** Opening The input block **

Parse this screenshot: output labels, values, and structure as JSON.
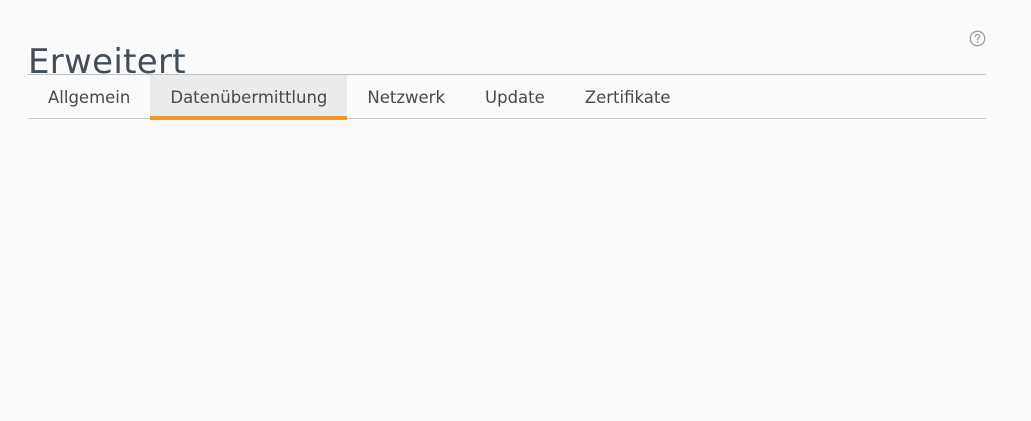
{
  "page": {
    "title": "Erweitert",
    "help_icon": "help-circle-icon"
  },
  "tabs": [
    {
      "label": "Allgemein",
      "active": false
    },
    {
      "label": "Datenübermittlung",
      "active": true
    },
    {
      "label": "Netzwerk",
      "active": false
    },
    {
      "label": "Update",
      "active": false
    },
    {
      "label": "Zertifikate",
      "active": false
    }
  ],
  "colors": {
    "accent": "#f09a23",
    "active_tab_bg": "#ebebeb",
    "text": "#424950",
    "background": "#fafafa"
  }
}
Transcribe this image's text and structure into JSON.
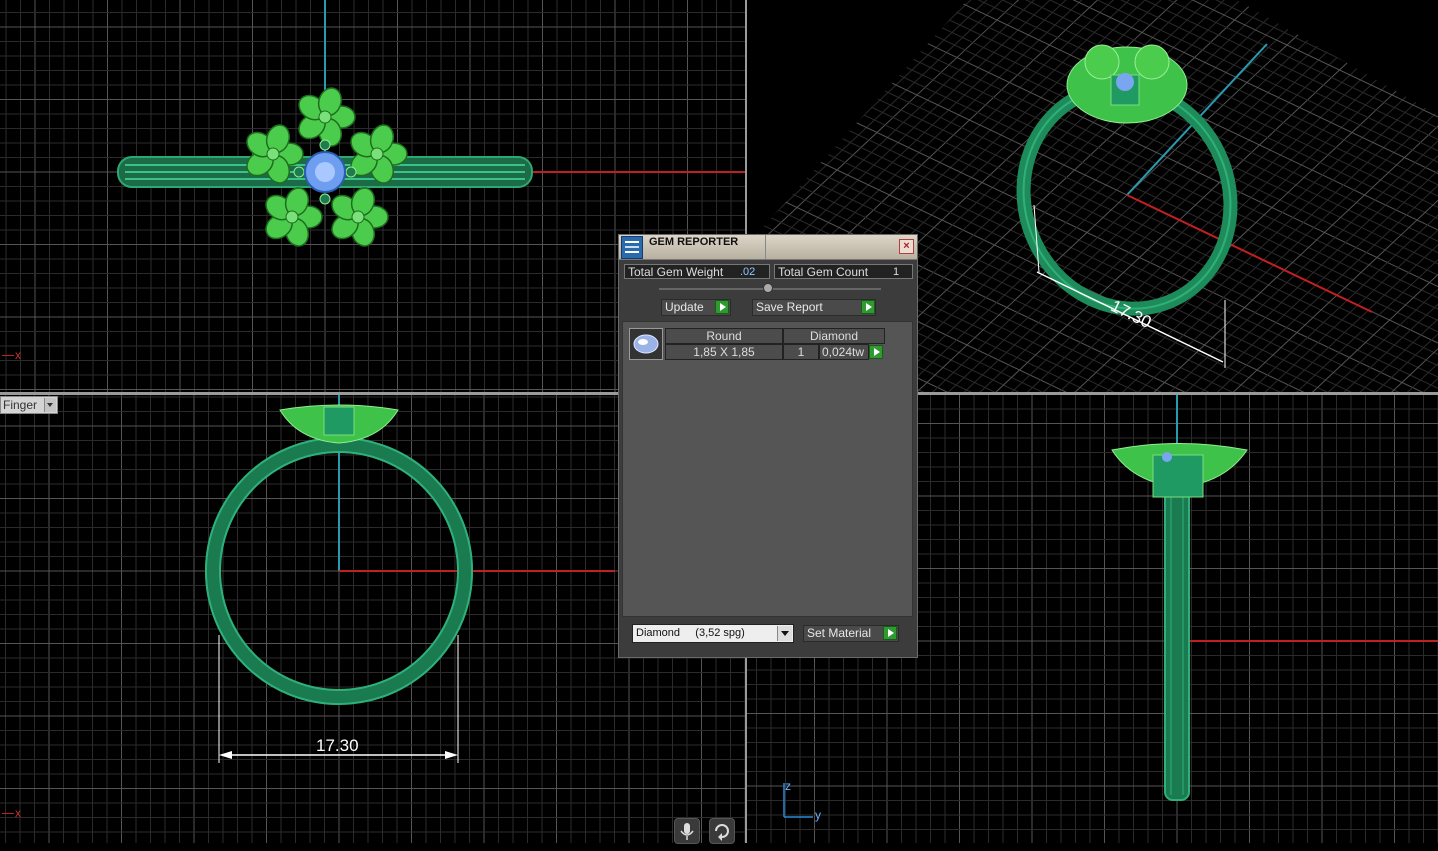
{
  "dialog": {
    "title": "GEM REPORTER",
    "close_glyph": "×",
    "total_weight_label": "Total Gem Weight",
    "total_weight_value": ".02",
    "total_count_label": "Total Gem Count",
    "total_count_value": "1",
    "update_label": "Update",
    "save_report_label": "Save Report",
    "gems": [
      {
        "shape": "Round",
        "material": "Diamond",
        "size": "1,85 X 1,85",
        "count": "1",
        "weight": "0,024tw"
      }
    ],
    "material_select": "Diamond     (3,52 spg)",
    "set_material_label": "Set Material"
  },
  "viewports": {
    "top_left_axis": "x",
    "bottom_left_axis": "x",
    "front_dimension": "17.30",
    "perspective_dimension": "17.30",
    "finger_dropdown": "Finger",
    "triad_z": "z",
    "triad_y": "y"
  },
  "icons": {
    "dialog_icon": "gem-reporter-icon",
    "mic": "microphone-icon",
    "rotate": "rotate-icon"
  },
  "colors": {
    "ring_green": "#1f9a62",
    "flower_green": "#4ccc4c",
    "gem_blue": "#7aa6f0",
    "axis_red": "#c02020",
    "axis_cyan": "#2a9ab0"
  }
}
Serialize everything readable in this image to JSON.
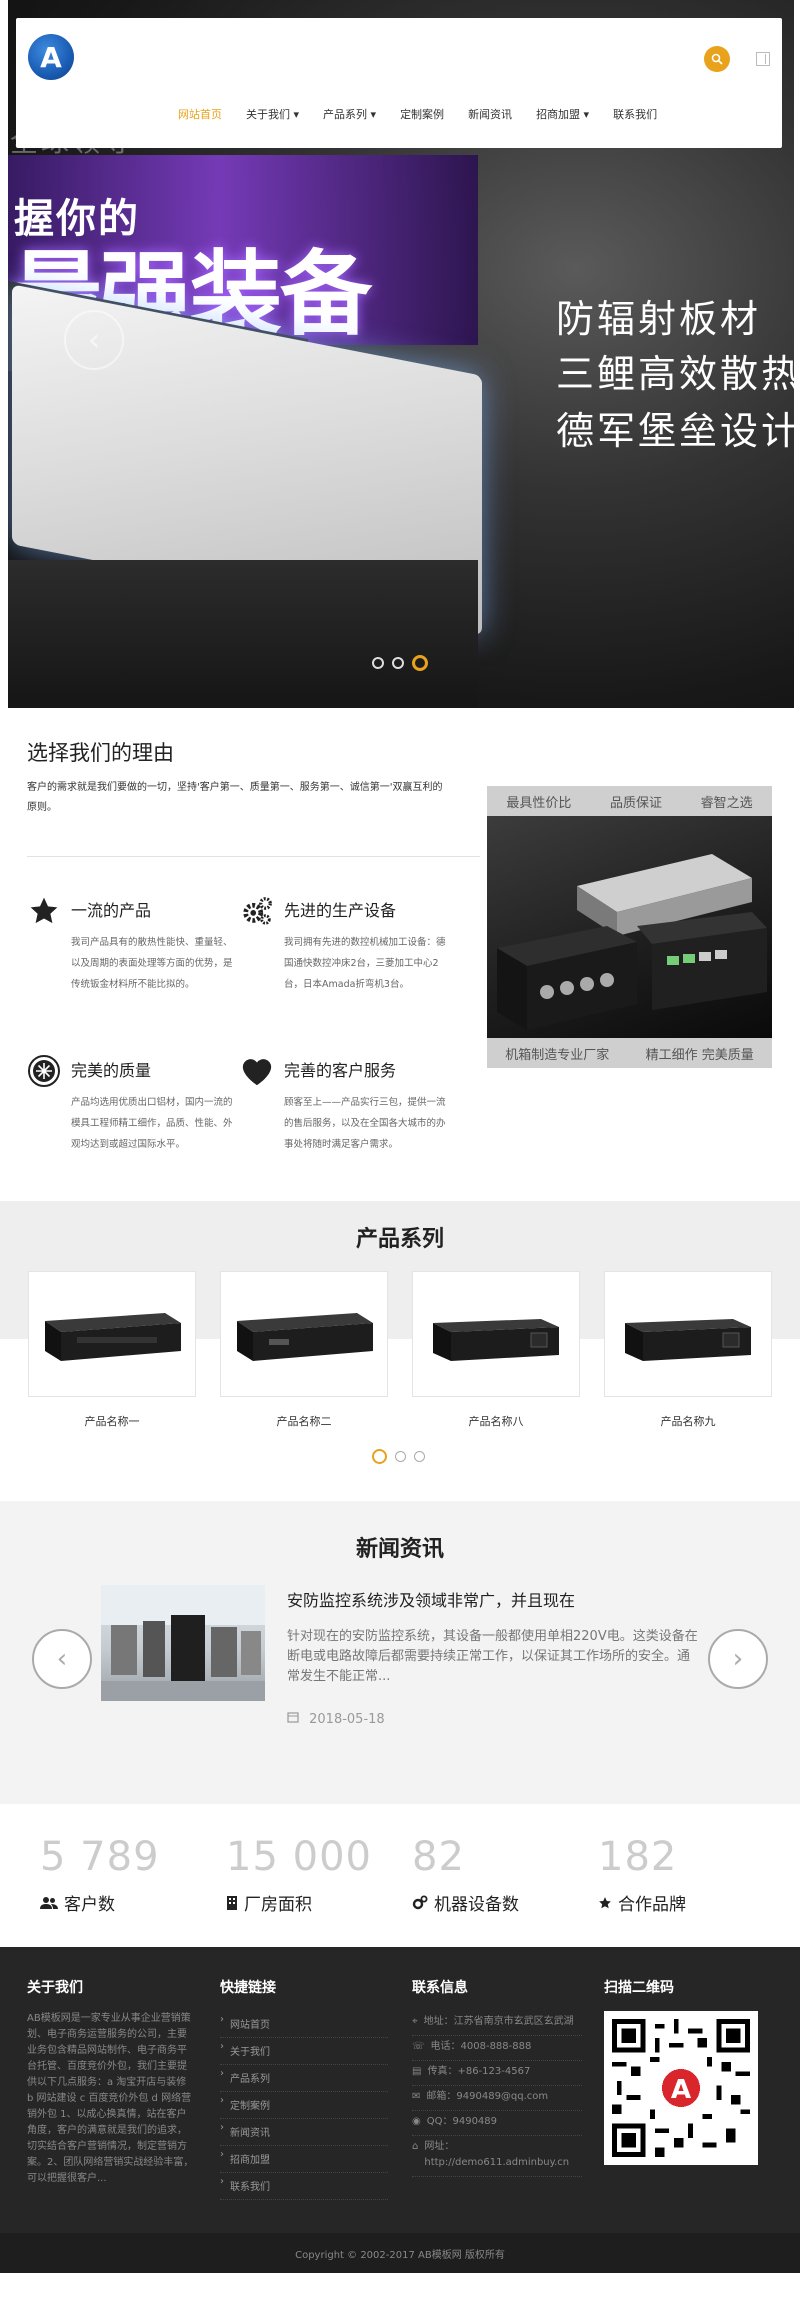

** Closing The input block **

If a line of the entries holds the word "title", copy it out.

Output below:
    "title": "Erweitert",
    "title": "GEM REPORTER",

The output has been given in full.